<<<<

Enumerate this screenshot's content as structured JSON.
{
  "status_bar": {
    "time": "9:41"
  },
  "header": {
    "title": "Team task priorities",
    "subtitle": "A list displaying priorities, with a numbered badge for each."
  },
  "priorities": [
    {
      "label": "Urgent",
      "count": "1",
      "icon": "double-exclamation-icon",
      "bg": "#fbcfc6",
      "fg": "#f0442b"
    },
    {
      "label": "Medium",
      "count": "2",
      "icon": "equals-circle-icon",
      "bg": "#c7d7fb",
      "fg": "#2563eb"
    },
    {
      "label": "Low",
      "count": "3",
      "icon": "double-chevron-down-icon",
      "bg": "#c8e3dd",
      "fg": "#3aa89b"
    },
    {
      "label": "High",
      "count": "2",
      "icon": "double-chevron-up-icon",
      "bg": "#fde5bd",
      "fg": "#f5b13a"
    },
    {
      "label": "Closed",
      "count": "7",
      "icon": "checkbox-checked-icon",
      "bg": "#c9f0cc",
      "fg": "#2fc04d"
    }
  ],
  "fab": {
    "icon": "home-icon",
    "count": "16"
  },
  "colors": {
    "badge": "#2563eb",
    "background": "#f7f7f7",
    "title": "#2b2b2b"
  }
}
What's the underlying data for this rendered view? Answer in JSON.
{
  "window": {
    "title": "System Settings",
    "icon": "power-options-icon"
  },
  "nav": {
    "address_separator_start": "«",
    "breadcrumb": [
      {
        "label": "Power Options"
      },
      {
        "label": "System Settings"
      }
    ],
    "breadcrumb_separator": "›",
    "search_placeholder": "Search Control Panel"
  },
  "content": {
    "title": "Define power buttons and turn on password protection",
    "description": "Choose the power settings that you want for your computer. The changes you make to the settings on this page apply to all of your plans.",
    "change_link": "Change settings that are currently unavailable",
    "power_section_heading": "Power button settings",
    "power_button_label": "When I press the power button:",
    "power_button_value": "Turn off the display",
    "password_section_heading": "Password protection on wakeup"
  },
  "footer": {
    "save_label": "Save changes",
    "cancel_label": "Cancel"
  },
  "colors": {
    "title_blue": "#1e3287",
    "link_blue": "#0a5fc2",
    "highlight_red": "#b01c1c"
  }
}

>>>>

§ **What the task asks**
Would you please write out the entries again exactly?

§ **Output for this task**
Enumerate this screenshot's content as structured JSON.
{
  "status_bar": {
    "time": "9:41"
  },
  "header": {
    "title": "Team task priorities",
    "subtitle": "A list displaying priorities, with a numbered badge for each."
  },
  "priorities": [
    {
      "label": "Urgent",
      "count": "1",
      "icon": "double-exclamation-icon",
      "bg": "#fbcfc6",
      "fg": "#f0442b"
    },
    {
      "label": "Medium",
      "count": "2",
      "icon": "equals-circle-icon",
      "bg": "#c7d7fb",
      "fg": "#2563eb"
    },
    {
      "label": "Low",
      "count": "3",
      "icon": "double-chevron-down-icon",
      "bg": "#c8e3dd",
      "fg": "#3aa89b"
    },
    {
      "label": "High",
      "count": "2",
      "icon": "double-chevron-up-icon",
      "bg": "#fde5bd",
      "fg": "#f5b13a"
    },
    {
      "label": "Closed",
      "count": "7",
      "icon": "checkbox-checked-icon",
      "bg": "#c9f0cc",
      "fg": "#2fc04d"
    }
  ],
  "fab": {
    "icon": "home-icon",
    "count": "16"
  },
  "colors": {
    "badge": "#2563eb",
    "background": "#f7f7f7",
    "title": "#2b2b2b"
  }
}
What's the underlying data for this rendered view? Answer in JSON.
{
  "window": {
    "title": "System Settings",
    "icon": "power-options-icon"
  },
  "nav": {
    "address_separator_start": "«",
    "breadcrumb": [
      {
        "label": "Power Options"
      },
      {
        "label": "System Settings"
      }
    ],
    "breadcrumb_separator": "›",
    "search_placeholder": "Search Control Panel"
  },
  "content": {
    "title": "Define power buttons and turn on password protection",
    "description": "Choose the power settings that you want for your computer. The changes you make to the settings on this page apply to all of your plans.",
    "change_link": "Change settings that are currently unavailable",
    "power_section_heading": "Power button settings",
    "power_button_label": "When I press the power button:",
    "power_button_value": "Turn off the display",
    "password_section_heading": "Password protection on wakeup"
  },
  "footer": {
    "save_label": "Save changes",
    "cancel_label": "Cancel"
  },
  "colors": {
    "title_blue": "#1e3287",
    "link_blue": "#0a5fc2",
    "highlight_red": "#b01c1c"
  }
}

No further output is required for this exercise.